Another issue is the extent to which violence against aid workers generates consequences for the UK’s longer-term development cooperation with governments involved. In some contexts, violence perpetrated by states against their civilians (including attacks on aid workers and barriers to humanitarian access) have triggered donors to suspend longer-term development funding. Whilst this is contextual, the government could signal that persistent violations will trigger practical consequences; thereby backing up diplomatic demarches by ministers or envoys with action.

4. Address impunity for violence against aid workers

All too often, those committing violence against aid workers are never prosecuted for their crimes. This climate of impunity contributes to spiralling insecurity and lawlessness.
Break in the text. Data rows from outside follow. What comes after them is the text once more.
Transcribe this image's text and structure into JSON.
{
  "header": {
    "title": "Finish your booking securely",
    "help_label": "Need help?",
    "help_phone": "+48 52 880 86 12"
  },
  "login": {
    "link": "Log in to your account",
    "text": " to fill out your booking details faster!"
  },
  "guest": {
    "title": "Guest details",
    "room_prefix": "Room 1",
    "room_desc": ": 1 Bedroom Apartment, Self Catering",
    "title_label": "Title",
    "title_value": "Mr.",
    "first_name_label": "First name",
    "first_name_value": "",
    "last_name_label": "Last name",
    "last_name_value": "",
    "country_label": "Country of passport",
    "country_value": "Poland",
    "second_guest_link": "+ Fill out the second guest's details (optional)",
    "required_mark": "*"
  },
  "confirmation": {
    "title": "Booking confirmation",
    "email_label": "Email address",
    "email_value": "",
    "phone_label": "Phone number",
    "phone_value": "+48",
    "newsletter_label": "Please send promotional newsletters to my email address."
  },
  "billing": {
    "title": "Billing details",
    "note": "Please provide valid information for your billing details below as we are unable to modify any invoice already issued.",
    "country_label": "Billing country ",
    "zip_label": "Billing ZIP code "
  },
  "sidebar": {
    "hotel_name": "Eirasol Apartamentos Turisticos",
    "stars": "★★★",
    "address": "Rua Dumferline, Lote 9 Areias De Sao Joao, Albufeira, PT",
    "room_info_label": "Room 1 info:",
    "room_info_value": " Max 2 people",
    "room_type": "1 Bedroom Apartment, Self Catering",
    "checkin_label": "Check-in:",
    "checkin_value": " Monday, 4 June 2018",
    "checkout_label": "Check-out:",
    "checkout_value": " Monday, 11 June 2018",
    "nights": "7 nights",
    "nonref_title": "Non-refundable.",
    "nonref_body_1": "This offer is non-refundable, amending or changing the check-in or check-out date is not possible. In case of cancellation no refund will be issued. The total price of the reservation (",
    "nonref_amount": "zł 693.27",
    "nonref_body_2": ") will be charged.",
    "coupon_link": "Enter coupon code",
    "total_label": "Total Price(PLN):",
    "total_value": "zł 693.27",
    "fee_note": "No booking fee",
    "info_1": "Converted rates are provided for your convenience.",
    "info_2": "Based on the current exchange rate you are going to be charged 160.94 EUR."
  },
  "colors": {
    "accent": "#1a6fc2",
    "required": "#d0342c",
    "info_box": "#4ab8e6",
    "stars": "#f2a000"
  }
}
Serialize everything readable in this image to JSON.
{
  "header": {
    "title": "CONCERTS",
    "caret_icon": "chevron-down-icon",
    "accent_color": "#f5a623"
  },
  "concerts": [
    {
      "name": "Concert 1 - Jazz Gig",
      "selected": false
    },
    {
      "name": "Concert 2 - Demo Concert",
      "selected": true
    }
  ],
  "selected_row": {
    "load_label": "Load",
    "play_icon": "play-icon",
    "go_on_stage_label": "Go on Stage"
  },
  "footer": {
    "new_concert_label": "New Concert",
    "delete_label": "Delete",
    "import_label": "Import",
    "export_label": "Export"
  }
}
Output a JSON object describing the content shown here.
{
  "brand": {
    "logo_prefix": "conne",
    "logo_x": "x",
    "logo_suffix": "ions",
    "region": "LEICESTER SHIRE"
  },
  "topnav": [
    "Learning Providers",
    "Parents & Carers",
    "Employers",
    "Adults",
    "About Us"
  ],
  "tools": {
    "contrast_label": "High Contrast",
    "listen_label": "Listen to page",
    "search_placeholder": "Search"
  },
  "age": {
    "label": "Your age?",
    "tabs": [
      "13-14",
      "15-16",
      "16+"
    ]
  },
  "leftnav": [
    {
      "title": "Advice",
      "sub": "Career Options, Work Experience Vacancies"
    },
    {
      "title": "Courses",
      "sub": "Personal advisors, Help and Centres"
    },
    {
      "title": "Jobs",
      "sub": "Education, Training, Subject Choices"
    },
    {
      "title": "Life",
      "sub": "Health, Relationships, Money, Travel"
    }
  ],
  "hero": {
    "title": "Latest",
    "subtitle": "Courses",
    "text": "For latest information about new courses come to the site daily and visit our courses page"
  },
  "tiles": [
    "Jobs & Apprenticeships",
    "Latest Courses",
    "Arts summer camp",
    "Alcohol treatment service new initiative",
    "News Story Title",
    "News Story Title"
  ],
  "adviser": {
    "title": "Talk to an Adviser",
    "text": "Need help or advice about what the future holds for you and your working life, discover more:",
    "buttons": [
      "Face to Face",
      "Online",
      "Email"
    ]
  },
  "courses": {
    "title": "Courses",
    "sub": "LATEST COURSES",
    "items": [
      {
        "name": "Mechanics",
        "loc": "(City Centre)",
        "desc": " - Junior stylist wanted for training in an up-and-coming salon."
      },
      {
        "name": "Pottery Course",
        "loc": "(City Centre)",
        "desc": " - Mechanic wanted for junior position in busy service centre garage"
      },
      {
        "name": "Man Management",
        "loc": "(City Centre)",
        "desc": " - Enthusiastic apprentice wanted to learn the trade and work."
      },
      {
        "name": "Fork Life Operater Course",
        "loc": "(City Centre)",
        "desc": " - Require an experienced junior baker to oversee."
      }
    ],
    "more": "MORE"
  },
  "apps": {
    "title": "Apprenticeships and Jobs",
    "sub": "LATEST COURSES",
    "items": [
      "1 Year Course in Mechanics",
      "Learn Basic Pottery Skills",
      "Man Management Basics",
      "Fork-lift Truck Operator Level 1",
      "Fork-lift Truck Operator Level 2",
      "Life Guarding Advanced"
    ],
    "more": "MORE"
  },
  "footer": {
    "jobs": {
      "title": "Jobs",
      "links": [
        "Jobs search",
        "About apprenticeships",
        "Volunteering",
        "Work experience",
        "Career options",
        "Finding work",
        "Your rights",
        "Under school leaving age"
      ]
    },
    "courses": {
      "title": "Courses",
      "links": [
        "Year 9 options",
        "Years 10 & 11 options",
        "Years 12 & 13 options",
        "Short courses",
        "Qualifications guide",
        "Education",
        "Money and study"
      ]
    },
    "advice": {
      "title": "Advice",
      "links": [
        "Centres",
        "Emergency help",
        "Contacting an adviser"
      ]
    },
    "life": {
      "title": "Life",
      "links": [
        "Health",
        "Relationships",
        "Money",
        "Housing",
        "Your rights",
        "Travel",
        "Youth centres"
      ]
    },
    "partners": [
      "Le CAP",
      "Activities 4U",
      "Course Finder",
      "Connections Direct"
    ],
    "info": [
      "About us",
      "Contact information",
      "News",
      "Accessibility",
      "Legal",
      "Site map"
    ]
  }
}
It worsens the situation, not just for humanitarian agencies, but also for the population in the affected contexts. To ensure that perpetrators are convicted for their crimes and aid workers have access to justice, there needs to be more investment in and collaboration with international judiciary systems, national authorities, as well as the newly established Special Envoy for the Protection of the Humanitarian Space. Here, the UK government could also learn from its investment in efforts against impunity for conflict-related sexual violence. For example:

  • The lessons of prioritising a survivor centred approach to these efforts – with particular attention to the safety and protection of survivors.
  • The importance of having a broad coalition of donor governments and states, affected by crises, to support these efforts together.

The situation in Afghanistan, Tigray and Myanmar now show that the British government, the British public and British NGOs are committed to helping people around the world in times of crisis. However, it is in contexts where needs are greatest that aid workers face the most risks. As the government reviews its priorities for its international development and humanitarian policy, it must address the safety and security issues of those delivering assistance

About the author

Léa Moutard
GISF

Léa works as research advisor at GISF

Howard Mollett
CAFOD

Howard Mollett is head of humanitarian policy at CAFOD

Chiara
GISF

Chiara works as a research and communications assistant at GISF